──────── DATASET

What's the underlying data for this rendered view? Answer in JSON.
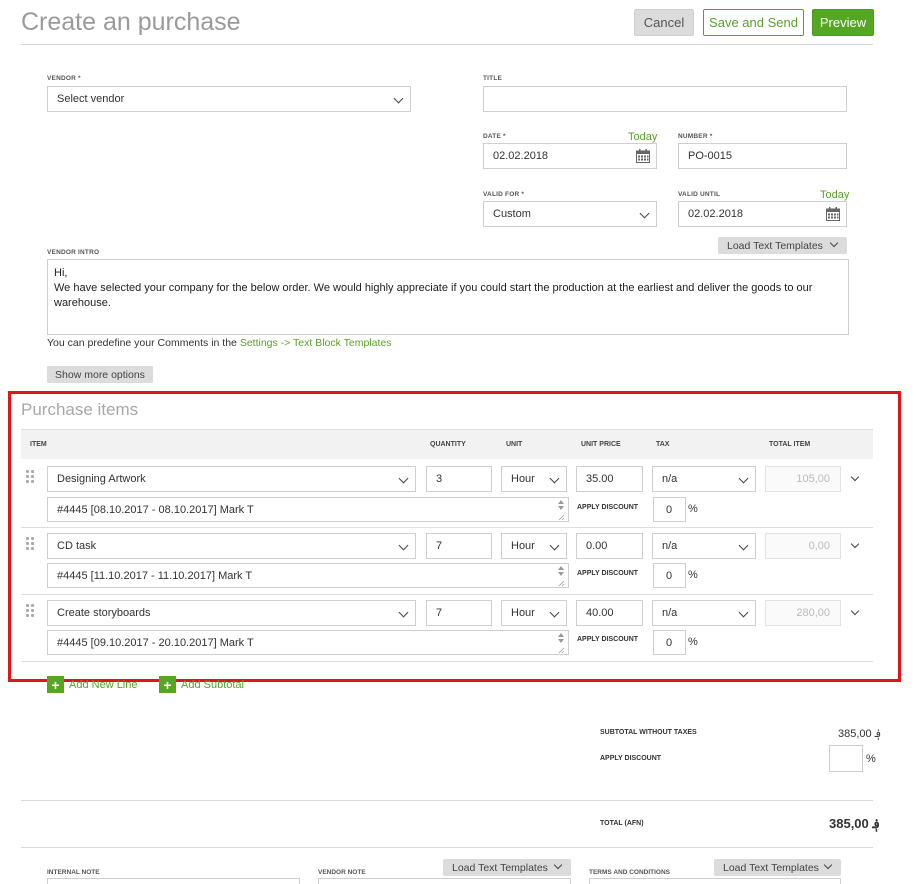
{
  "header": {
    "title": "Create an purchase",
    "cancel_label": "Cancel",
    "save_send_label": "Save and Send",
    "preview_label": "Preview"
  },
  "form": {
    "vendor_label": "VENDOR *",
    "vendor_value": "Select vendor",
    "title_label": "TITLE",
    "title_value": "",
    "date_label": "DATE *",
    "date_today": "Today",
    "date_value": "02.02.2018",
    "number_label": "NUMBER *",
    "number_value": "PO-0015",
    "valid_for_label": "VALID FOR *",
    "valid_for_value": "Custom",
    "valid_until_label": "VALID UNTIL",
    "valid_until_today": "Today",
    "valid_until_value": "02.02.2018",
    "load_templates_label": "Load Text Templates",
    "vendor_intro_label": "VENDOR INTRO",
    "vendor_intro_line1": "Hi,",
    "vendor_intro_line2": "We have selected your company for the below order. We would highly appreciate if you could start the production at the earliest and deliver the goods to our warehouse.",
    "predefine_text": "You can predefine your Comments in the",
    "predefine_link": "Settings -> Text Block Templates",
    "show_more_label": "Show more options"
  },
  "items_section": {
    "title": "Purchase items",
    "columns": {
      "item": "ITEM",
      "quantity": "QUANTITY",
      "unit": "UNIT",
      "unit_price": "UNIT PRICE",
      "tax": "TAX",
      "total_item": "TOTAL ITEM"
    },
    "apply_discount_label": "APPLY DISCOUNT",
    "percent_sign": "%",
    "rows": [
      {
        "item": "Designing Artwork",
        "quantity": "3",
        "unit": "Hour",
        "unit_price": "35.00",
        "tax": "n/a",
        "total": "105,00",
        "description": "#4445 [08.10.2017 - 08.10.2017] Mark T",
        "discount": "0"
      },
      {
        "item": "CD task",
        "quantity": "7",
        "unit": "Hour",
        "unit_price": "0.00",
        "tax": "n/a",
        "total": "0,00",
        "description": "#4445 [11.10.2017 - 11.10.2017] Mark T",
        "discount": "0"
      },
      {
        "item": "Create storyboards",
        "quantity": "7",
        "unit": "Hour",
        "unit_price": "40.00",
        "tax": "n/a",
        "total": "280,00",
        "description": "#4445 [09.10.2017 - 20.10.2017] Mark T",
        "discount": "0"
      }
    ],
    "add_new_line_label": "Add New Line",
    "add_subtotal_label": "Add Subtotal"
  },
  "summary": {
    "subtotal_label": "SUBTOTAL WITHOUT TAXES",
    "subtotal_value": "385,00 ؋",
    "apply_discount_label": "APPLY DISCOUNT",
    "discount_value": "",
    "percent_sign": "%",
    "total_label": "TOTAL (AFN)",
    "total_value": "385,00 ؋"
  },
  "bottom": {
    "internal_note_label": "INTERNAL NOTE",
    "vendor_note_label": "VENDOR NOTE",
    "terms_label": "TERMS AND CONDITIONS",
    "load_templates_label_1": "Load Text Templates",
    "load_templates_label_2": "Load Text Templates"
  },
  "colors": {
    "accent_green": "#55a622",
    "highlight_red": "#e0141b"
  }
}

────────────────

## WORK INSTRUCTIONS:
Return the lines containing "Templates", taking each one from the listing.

## ANSWER BELOW:
    "load_templates_label": "Load Text Templates",
    "predefine_link": "Settings -> Text Block Templates",
    "load_templates_label_1": "Load Text Templates",
    "load_templates_label_2": "Load Text Templates"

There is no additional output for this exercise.